Nonprofit Marketing Plan
Developing a Public Service Announcement for Inclusion in your Nonprofit Marketing Plan
A Public Service Announcement (PSAs) first aired in the 1940’s during World War II as a means of boosting morale. Over time, they shifted away from a national propaganda focus and began to highlight special national issues concerning all Americans, especially in the nonprofit marketing arena.
Over the decades PSAs have become a major presence in U.S. television and radio, and for many years stations were required to air these “announcements for the public” as part of the station serving as a “public trustee”.
New PSAs continue to be produced and aired today promoting action from the public. Although stations are no longer mandated to air them for free, many cases still do, or the spots are offered at a very low cost.
Important Public Service Announcement Tips
Keep the Time
The golden rule of nonprofit public service announcements is “remember to keep to the exact time frame allotted by the station.” If a station requests a 30-second spot, they want exactly 30 seconds, no more, no less. A good rule of thumb is 70 words for 30 seconds, depending on the speed of the reader.
Although a word count serves as a guide, it is never a substitute for a stopwatch in hand. Time yourself on multiple read-through to make sure you can be consistent in your pacing. Less is more. Use words that have strong meaning and imagery but always concise. Words have power and even short sentences can have a big impact.
Focus on Local Topics
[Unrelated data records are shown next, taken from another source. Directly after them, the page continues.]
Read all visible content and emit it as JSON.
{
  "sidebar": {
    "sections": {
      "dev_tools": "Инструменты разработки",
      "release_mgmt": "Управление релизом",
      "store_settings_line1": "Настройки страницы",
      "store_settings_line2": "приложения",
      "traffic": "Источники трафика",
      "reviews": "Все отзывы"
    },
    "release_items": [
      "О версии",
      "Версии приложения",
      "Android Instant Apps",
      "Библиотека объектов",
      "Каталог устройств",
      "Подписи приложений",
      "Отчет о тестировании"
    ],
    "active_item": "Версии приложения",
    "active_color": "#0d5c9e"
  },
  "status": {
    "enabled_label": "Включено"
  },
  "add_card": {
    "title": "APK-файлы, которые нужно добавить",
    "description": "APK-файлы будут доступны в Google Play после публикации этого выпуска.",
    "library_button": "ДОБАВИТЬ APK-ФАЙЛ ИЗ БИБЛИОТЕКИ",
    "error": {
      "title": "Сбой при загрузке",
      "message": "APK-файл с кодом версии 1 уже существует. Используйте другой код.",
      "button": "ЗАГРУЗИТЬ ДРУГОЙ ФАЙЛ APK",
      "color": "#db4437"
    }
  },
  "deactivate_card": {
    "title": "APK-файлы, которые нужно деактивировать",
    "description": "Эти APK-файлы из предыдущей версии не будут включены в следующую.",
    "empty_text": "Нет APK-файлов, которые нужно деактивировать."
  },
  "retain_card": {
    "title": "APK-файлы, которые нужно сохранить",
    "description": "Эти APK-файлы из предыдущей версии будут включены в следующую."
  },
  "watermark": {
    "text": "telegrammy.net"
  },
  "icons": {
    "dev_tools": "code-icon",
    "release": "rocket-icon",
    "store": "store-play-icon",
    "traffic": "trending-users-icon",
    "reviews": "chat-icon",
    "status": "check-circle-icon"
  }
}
Focus on local topics and impacts in your public service announcements topics. If you have local chapters or are part of a larger nonprofit, it is always important to direct individuals to the state or local chapters. Sometimes you can use local volunteers or board members in the production and placement of spots to make their message more appealing to local stations. Remember that 75% of public service announcements focus on local impacts, with only 25% promoting national initiatives. If you write a national spot, it will be important to have a local tag line. When identifying what local markets your message should target and how they prefer to receive a message always refer to your nonprofit marketing plan.
Occasionally a charity will try to enlist the support of a celebrity. Some famous examples include Michael J. Fox’s PSAs for Parkinson’s disease and Stanley “Tookie” Williams on avoiding gangs. While famous celebrities may not be available for your Public Service Announcement, local experts and persons of influence are often equally powerful and can typically contribute in other areas of your nonprofit marketing strategies. Try contacting a local news anchor or athlete. Often times these individuals have more time available to support a local charity by being the voice for a public service announcement.
There is a debate among marketing plan professionals about whether it is best to use a professional announcer’s voice or even sound effects and background music. While there isn’t a consensus on the subject, my personal opinion is the more professional a public service announcement sounds the greater the impact it will have.
Always be sure to consult with the station manager before sending out any nonprofit public service announcement. Your first objective should be to contact the public service directors of the network outlets and the major independent stations. With over 900 television stations and 8,000 radio stations, there is very little uniformity within the broadcast industry about the number of PSAs allotted or the criteria used for selection. Sometimes it is best to offer a variety of scripts that include 60-, 30-, 20-, and 10-second spots along with the produced 30- second spot.